- What you should do: Word for word, write out the entries that follow, omitting all pictures.

- Supplied records:
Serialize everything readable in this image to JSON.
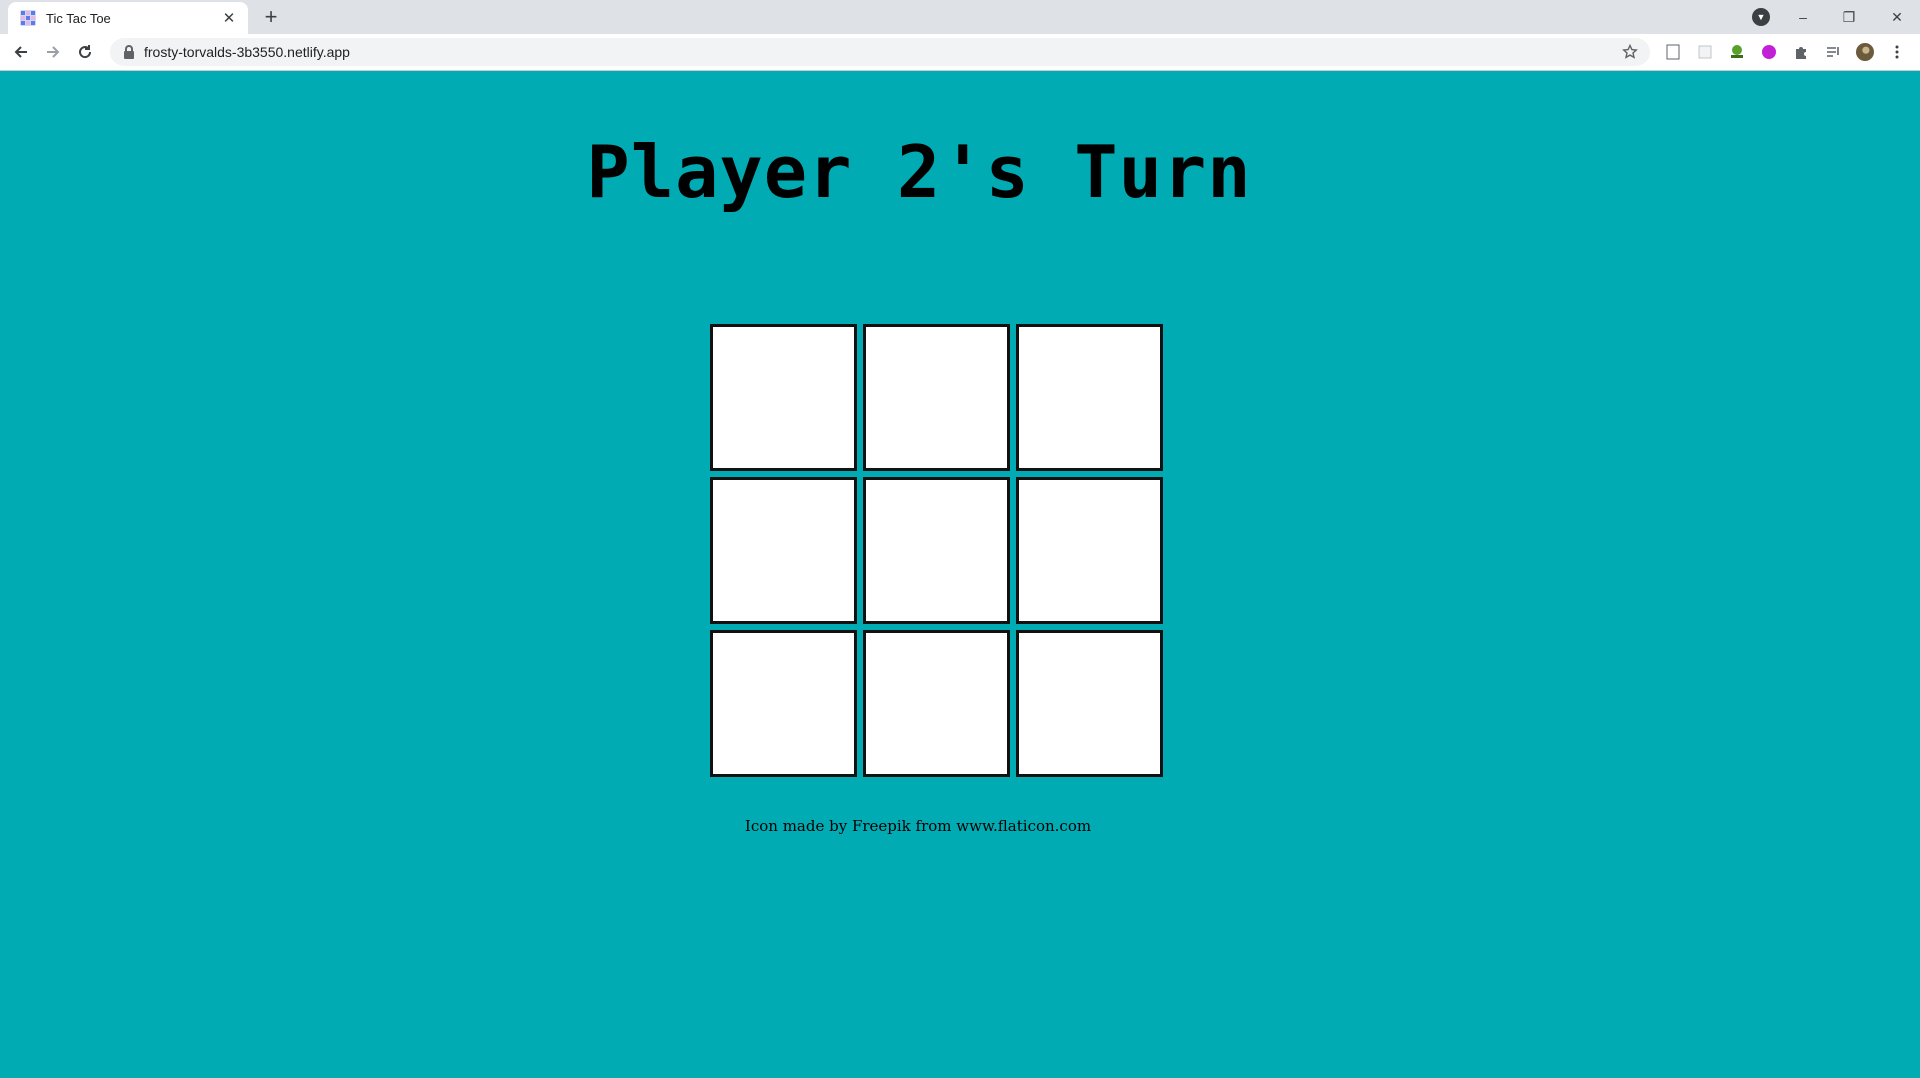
{
  "browser": {
    "tab_title": "Tic Tac Toe",
    "new_tab_label": "+",
    "tab_close_label": "✕",
    "url": "frosty-torvalds-3b3550.netlify.app",
    "window_controls": {
      "minimize": "–",
      "maximize": "❐",
      "close": "✕"
    }
  },
  "page": {
    "heading": "Player 2's Turn",
    "board": [
      "",
      "",
      "",
      "",
      "",
      "",
      "",
      "",
      ""
    ],
    "credit": "Icon made by Freepik from www.flaticon.com",
    "background_color": "#00abb4"
  }
}
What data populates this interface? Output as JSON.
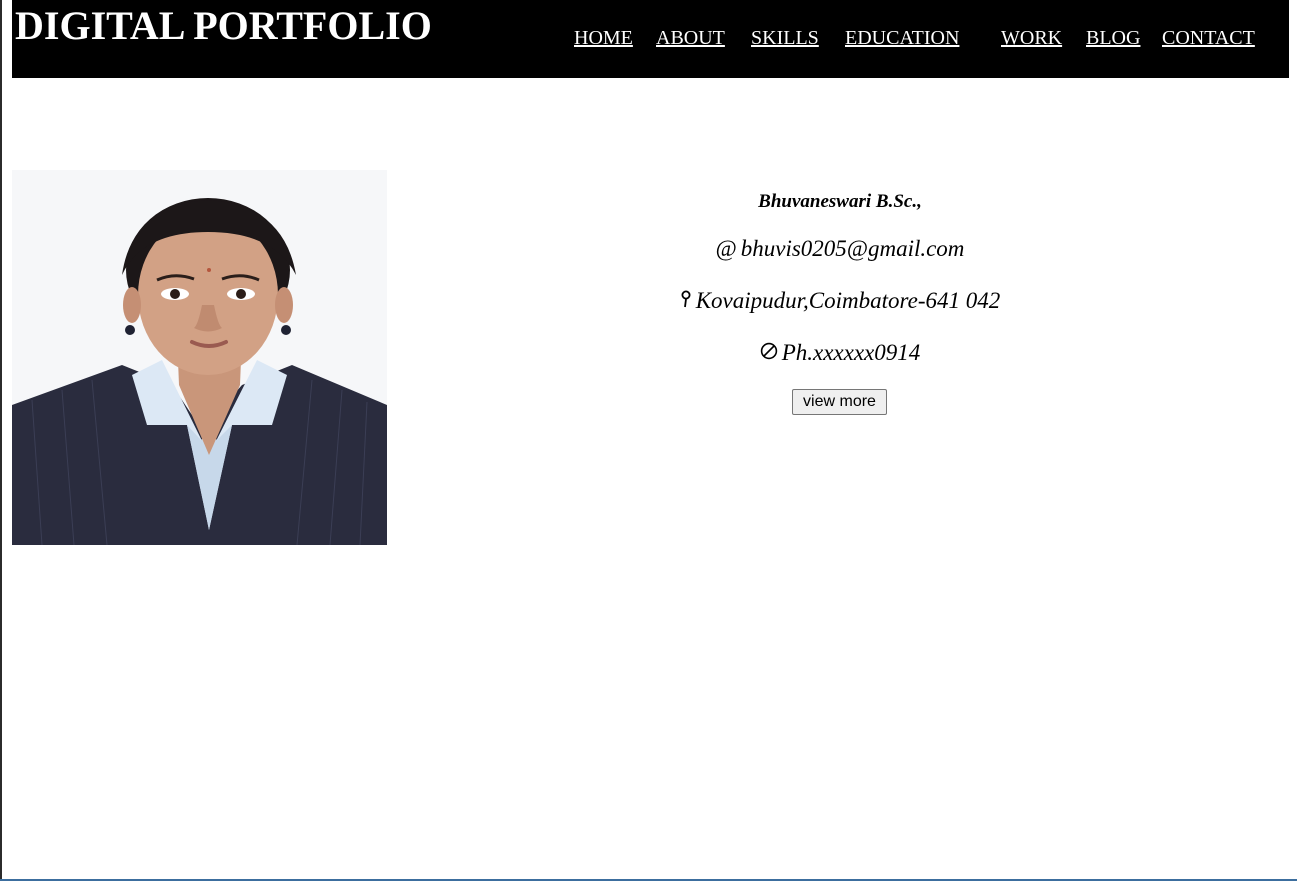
{
  "header": {
    "title": "DIGITAL PORTFOLIO",
    "nav": [
      "HOME",
      "ABOUT",
      "SKILLS",
      "EDUCATION",
      "WORK",
      "BLOG",
      "CONTACT"
    ]
  },
  "profile": {
    "name": "Bhuvaneswari B.Sc.,",
    "email": "bhuvis0205@gmail.com",
    "email_glyph": "@",
    "address": "Kovaipudur,Coimbatore-641 042",
    "phone": "Ph.xxxxxx0914",
    "button_label": "view more"
  },
  "icons": {
    "email": "at-icon",
    "address": "map-pin-icon",
    "phone": "phone-icon"
  },
  "colors": {
    "header_bg": "#000000",
    "header_text": "#ffffff",
    "page_bg": "#ffffff"
  }
}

- Task solution:
Serialize everything readable in this image to JSON.
{
  "browser": {
    "tab_title": "Tic Tac Toe",
    "new_tab_label": "+",
    "tab_close_label": "✕",
    "url": "frosty-torvalds-3b3550.netlify.app",
    "window_controls": {
      "minimize": "–",
      "maximize": "❐",
      "close": "✕"
    }
  },
  "page": {
    "heading": "Player 2's Turn",
    "board": [
      "",
      "",
      "",
      "",
      "",
      "",
      "",
      "",
      ""
    ],
    "credit": "Icon made by Freepik from www.flaticon.com",
    "background_color": "#00abb4"
  }
}
What data populates this interface? Output as JSON.
{
  "header": {
    "title": "DIGITAL PORTFOLIO",
    "nav": [
      "HOME",
      "ABOUT",
      "SKILLS",
      "EDUCATION",
      "WORK",
      "BLOG",
      "CONTACT"
    ]
  },
  "profile": {
    "name": "Bhuvaneswari B.Sc.,",
    "email": "bhuvis0205@gmail.com",
    "email_glyph": "@",
    "address": "Kovaipudur,Coimbatore-641 042",
    "phone": "Ph.xxxxxx0914",
    "button_label": "view more"
  },
  "icons": {
    "email": "at-icon",
    "address": "map-pin-icon",
    "phone": "phone-icon"
  },
  "colors": {
    "header_bg": "#000000",
    "header_text": "#ffffff",
    "page_bg": "#ffffff"
  }
}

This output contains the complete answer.